Thanks is given to God.
Thanks because of our inheritance in Christ.
Thanks to be included in this new kingdom breaking into our world.
As we have travelled through the gospel of Luke this year, we have been reminded that this new kingdom, headed by this King Jesus, turns everything upside down.
As Professor David Lose points out,
“We get a glimpse of the kind of king Christ will be in the story of the audaciously, even offensively generous employer who defies all conceptions of fair play by paying both those who have been working all day and those who labored just a few hours the same [wage]…
We get some sense [of how things operate] in this new realm in the tale of the father who humiliates himself again and again by running after both his wayward and legalistic sons.
We get a hint of what will be expected of us in the yarn about the wounded man overlooked by the best and brightest only to be tended by the despised foreigner.” (Dear Working Preacher, post1559)
Christ the King. Christ our King.
Christ the first-born of Creation.
Christ the first-born from the dead.
When we sit down at our Thanksgiving tables, how many of us will hear in the recitations of what we are thankful for—I’m thankful for Christ.
What would it look like for Christ to be at the center of our thankfulness?
Donna Schaper in her sermon “When Christ is King” relates these words of a Mexican immigrant from Los Angeles.

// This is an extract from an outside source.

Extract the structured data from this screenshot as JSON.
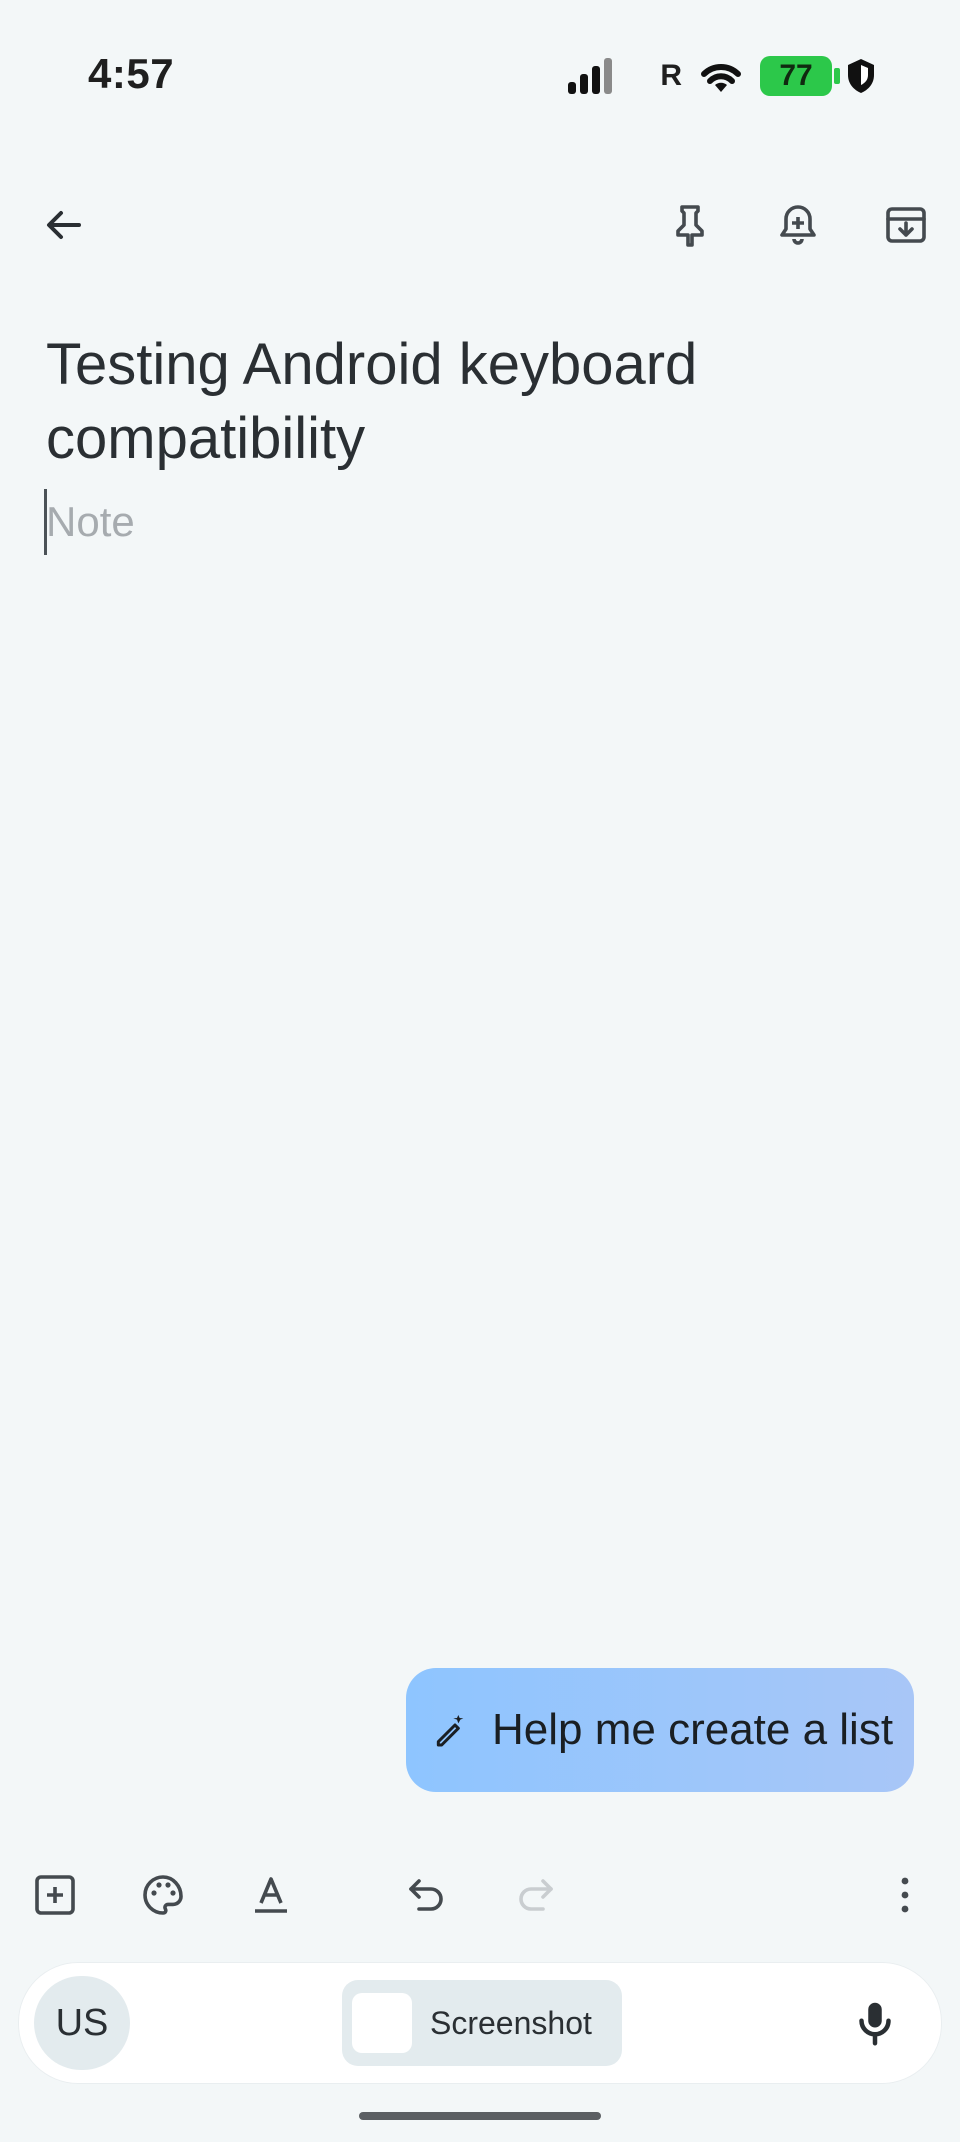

As a young child I always wondered why Santa didn’t deliver gifts to us in the way he did the well-to-do Anglo kids…Maybe he was afraid to come into the Barrio… Maybe he just didn’t like Mexicans or poor people. Larry Gilliland, a poor white friend, didn’t ever seem to get much more than us…so maybe Santa just forgot us poor folks. At least we had the homemade tortillas and tamales which Larry liked and we shared with him. When you went back to grade school after the holidays, the class would have to participate in a show and tell, where students would talk about their Christmas…and show off some of their toys…one year it came to be my turn and I had nothing to offer…It had been a difficult year and my parents were not able to buy us much that Christmas… and so I told them that I had Christ, pure and simple, for Christmas. And they all didn’t believe me.
Thanksgiving for Christ the King.
Thanksgiving for Christ, the image of the invisible God.
Thanksgiving for Christ, the head of the body, the church, the beginning.
The letter to the Colossians describes this image of a cosmic Christ—first-born in everything,
Yet next week, we will start the journey toward the birth of a baby,
born to poor parents,
born into an occupied land,
born almost “on the street.”
When we proclaim Christ the King, this too is in the mix. As is that sign “King of the Jews” at the end of a different journey, above not a stable but a cross, the ending of a life not the beginning.
All of it is Christ the King.
All of it is why we give Thanks, with gratitude,
for blessings from God,
blessings of God,
blessings of the first-born,
passed down to us.
So Paul ties Christ’s Kingness and Thanksgiving together.
But he isn’t writing an academic paper.
He’s sending a letter to people he knows,
people who need to hear a good word
in the midst of the trials and tribulations
of their lives.
This “Christ the King” isn’t just a one Sunday notion. It is a rebellious stand in a world where Caesar was the only acceptable King.
This “Christ the King” isn’t meant to be just a slogan. It was a reminder of the enormous power on their side.
This “Christ the King” was a call,
and a commission,
and a comfort.
Paul was helping them to remember
what they were thankful for,
why they were thankful,
to whom they were thankful.
And Paul’s words to the Colossians are as meaningful to us, today. Hear them.
“May we be made strong with all the strength that comes from God’s glorious power.
May we be prepared to endure everything
while joyfully giving thanks to the Father, who has enabled us to share in the inheritance
of the saints in the light.
We are rescued from the power of darkness.
We are transferred into the kingdom
of the beloved Son.”
So we give Thanks
So we proclaim “Christ is our King.”
So we finish up the year,
Ready to start again.
Ready to follow the First-born.
Ready to watch for signs
Of his emerging Kingdom.
Ready to play our part.
Knowing all the while
Christ is at the center
Of our Thanksgiving,
Today and every day.
May it be so. Alleluia. Amen.